That is a damning indictment of what Mackay (and the firm employing him) expects to be able to do straight after the election. Yet in the public utterances from my MP on the subject there appears to be no recognition of the reality of how badly he is coming across and how inappropriate it is for him to be making huge amounts of money from the influence he clearly thinks he still has (although I think his new employers might be in for a shock on that front).

These are two prime example of how an old political fixer has come unstuck for completely failing to understand the modern political landscape and how MPs need to behave in the age of YouTube and blogging and following the expenses scandal.

Mr Mackay's successors would do well to take note.

UPDATE 22:20: Paul Waugh also has a good post on Mackay and his wife (Julie Kirkbride) this evening where he draws our attention to the pretty devastating verdict (albeit couched in civil-service-ese) of Sir Paul Kennedy in his ruling on both of their appeals regarding their expenses.


Voter said...

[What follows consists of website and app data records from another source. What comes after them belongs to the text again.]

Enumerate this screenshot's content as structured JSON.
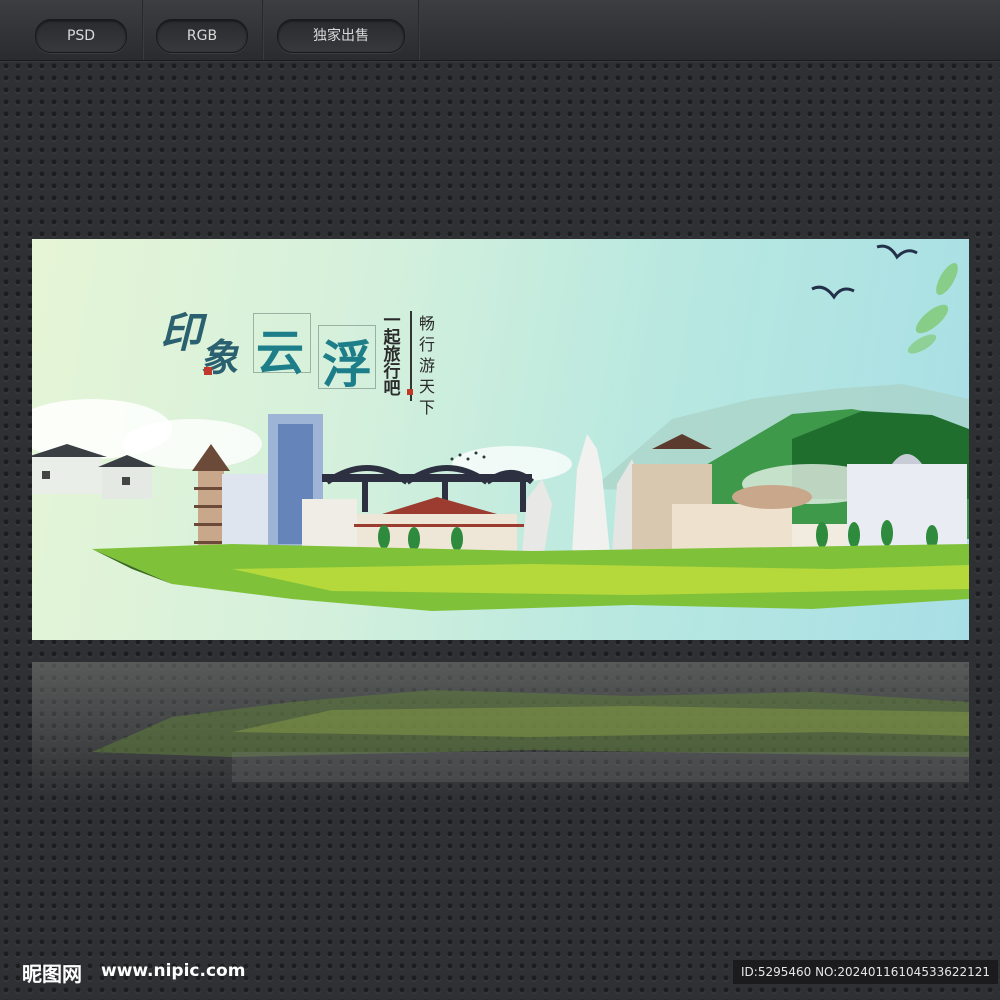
{
  "toolbar": {
    "tags": [
      "PSD",
      "RGB",
      "独家出售"
    ]
  },
  "banner": {
    "title_chars": [
      "印",
      "象",
      "云",
      "浮"
    ],
    "subtitle_chars": [
      "一",
      "起",
      "旅",
      "行",
      "吧"
    ],
    "slogan_chars": [
      "畅",
      "行",
      "游",
      "天",
      "下"
    ]
  },
  "footer": {
    "logo": "昵图网",
    "site": "www.nipic.com",
    "id_text": "ID:5295460 NO:20240116104533622121"
  },
  "colors": {
    "title": "#1d7e8a",
    "grass": "#7fc23a",
    "page_bg": "#2f3033"
  }
}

Mark, what do you think about Mr Cameron being explicit, something like "I will not be listening to Andrew Mackay and the firm is wasting its money"?

Archbishop Cranmer said...

Mr Reckons,

Laudable piece.

A little gift:


We await David Cameron's assurance...

@molesworth_1 said...

A superbly forensic dismantling of the man & his method.

Unknown said...

He's in Ireland at the moment at an inter-parliamentary conference I'm attending. Any viably civil questions?

Mark Thompson said...

Hi Mick.

I suppose you could ask him if in the light of Cameron's recent comments about lobbying he still thinks he is going to be able to have the sort of influence which would justify a six figure salary.